**DIRECTIONS:**
Among the entries below, tally each line containing "Schedule"; respond with the total only.

**SUPPLIED RECORDS:**
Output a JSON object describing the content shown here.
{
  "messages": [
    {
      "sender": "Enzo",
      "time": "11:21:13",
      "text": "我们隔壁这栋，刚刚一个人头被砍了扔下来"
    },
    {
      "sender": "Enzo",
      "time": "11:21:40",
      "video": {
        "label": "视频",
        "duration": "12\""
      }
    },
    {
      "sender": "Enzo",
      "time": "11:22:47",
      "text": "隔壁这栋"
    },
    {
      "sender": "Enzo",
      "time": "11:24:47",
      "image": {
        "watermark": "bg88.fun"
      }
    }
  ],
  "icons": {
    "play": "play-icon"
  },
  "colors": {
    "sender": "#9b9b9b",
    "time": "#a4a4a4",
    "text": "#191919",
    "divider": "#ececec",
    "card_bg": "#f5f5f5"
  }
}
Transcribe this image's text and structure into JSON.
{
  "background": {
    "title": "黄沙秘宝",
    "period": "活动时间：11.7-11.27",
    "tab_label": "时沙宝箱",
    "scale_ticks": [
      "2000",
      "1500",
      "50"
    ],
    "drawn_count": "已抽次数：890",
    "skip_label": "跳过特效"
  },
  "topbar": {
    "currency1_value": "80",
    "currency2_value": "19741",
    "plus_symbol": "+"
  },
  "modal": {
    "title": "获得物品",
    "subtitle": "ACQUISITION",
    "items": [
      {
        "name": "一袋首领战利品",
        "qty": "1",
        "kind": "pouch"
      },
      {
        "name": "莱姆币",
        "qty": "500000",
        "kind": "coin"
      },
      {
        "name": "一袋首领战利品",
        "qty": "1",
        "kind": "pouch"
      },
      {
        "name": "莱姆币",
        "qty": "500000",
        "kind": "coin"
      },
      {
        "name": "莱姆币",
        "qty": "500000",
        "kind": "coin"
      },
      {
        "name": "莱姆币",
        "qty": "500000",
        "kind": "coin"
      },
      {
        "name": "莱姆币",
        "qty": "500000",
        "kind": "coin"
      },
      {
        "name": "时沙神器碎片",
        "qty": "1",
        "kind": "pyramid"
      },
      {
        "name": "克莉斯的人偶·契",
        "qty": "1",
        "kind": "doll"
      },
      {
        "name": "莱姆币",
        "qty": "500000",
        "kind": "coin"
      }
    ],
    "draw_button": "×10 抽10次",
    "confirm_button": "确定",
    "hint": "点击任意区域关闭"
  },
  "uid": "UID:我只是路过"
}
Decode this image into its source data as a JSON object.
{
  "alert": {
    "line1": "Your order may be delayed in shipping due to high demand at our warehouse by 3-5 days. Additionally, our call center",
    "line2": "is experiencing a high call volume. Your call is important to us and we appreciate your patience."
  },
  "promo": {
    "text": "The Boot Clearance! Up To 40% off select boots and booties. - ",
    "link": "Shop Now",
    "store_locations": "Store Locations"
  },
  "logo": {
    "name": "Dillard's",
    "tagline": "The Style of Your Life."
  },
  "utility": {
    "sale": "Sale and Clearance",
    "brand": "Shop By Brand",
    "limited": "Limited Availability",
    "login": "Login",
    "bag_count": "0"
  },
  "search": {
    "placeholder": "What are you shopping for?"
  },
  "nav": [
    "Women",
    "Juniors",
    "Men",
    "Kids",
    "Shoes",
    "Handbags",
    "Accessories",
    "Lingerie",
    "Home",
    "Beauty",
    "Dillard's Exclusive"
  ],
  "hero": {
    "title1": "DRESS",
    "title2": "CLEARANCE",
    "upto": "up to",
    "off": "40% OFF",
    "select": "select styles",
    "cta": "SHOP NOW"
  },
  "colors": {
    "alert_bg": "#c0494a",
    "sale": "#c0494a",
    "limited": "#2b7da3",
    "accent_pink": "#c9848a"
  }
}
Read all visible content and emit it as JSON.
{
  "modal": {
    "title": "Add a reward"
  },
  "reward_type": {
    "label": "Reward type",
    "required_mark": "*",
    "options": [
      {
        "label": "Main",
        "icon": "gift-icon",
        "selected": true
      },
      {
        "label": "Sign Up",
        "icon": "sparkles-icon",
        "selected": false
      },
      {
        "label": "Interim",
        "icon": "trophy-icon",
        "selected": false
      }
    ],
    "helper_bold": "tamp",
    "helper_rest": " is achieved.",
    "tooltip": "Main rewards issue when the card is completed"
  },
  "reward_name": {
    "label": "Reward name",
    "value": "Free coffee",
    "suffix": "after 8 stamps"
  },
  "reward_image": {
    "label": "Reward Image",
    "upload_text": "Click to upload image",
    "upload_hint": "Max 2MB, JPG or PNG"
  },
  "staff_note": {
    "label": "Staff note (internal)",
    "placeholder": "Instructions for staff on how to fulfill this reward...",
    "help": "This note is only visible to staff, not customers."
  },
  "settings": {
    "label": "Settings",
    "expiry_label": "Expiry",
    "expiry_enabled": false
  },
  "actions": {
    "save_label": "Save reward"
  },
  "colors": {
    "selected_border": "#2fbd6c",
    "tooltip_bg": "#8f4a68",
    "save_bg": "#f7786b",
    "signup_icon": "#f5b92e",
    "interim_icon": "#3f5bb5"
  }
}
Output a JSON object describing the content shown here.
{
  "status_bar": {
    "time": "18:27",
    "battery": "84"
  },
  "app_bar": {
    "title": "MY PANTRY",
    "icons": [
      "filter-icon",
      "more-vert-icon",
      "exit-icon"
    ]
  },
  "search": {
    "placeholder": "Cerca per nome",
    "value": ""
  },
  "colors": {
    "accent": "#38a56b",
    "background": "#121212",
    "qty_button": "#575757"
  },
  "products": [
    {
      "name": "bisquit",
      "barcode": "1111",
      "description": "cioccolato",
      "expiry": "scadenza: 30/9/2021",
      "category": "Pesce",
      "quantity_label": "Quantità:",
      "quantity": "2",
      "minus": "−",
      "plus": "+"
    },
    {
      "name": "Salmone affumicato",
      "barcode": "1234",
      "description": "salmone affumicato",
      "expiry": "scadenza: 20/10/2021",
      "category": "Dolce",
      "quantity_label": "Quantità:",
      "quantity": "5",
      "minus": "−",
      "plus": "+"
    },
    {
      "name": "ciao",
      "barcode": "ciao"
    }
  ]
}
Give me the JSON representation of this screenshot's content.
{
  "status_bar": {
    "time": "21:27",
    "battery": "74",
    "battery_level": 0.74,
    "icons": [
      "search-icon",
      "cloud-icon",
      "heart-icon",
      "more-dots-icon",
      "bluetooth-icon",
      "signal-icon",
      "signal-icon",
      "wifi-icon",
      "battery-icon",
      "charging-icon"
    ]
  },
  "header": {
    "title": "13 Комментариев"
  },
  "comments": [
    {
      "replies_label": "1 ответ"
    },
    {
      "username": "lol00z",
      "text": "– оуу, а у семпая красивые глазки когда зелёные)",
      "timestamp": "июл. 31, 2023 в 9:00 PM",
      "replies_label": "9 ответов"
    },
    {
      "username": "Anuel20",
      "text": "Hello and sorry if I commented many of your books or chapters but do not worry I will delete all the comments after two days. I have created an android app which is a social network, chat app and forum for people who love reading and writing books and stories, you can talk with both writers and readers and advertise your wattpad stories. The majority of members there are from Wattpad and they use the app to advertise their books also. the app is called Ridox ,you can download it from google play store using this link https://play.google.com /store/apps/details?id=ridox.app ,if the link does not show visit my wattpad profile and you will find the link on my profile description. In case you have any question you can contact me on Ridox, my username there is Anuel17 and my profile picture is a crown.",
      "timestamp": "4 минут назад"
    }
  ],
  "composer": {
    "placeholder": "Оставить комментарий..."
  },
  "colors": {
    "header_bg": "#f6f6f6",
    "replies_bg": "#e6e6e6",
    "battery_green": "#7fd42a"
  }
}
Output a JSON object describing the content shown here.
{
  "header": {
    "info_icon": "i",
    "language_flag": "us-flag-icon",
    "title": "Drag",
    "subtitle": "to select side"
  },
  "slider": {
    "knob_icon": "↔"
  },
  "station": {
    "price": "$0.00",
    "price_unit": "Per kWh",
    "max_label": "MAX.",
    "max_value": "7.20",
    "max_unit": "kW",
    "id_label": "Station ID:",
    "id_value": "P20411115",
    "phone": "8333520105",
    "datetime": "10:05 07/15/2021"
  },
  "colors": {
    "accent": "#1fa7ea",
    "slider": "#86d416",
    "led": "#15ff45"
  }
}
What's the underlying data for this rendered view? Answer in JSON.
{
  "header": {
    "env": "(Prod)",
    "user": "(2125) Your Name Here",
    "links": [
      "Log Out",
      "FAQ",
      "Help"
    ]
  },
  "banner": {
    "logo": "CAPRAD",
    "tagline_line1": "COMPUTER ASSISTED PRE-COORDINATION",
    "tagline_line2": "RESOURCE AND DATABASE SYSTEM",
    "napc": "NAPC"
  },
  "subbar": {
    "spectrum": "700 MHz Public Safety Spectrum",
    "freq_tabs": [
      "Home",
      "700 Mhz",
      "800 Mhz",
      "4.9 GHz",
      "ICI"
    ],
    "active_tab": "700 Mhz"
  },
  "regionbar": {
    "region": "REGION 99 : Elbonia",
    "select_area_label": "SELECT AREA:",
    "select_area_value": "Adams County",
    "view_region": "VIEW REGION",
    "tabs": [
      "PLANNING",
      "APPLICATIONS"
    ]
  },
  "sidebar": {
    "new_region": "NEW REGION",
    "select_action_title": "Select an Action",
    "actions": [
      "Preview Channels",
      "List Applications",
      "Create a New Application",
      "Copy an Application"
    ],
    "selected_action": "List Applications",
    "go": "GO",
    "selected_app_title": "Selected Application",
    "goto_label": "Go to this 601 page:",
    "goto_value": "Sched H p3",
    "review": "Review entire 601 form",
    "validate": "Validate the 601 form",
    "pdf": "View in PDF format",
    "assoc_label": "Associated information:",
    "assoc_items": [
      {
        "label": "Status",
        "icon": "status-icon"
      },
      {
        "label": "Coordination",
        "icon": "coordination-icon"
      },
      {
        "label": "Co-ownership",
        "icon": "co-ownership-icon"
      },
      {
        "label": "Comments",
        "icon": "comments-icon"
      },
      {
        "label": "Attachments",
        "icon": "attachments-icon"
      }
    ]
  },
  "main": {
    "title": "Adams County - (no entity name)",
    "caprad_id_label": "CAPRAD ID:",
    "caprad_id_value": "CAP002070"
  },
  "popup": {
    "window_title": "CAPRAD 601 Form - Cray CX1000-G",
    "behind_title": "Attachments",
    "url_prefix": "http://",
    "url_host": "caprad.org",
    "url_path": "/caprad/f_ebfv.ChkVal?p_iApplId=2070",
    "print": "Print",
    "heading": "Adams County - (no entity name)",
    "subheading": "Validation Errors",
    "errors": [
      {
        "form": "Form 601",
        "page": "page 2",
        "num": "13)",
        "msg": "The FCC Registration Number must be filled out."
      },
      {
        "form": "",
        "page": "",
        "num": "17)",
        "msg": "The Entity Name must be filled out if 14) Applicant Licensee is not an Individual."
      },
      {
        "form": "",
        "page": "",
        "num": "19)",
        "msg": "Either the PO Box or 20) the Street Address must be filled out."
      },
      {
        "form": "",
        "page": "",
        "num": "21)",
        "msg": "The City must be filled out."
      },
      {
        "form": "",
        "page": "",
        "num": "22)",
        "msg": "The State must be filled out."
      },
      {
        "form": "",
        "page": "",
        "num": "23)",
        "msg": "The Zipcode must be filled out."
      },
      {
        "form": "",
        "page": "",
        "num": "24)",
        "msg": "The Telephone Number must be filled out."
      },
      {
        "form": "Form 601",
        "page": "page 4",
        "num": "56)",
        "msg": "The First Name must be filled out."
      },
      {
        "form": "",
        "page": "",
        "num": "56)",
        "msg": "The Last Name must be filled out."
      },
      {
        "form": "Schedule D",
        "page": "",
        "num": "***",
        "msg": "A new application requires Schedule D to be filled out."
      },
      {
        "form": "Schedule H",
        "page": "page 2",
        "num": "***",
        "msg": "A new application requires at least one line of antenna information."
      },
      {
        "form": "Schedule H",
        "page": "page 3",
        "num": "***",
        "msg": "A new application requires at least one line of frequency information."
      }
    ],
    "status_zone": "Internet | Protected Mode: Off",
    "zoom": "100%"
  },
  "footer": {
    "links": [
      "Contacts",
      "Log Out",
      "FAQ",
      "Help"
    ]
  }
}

**FINISHED EXERCISE:**
4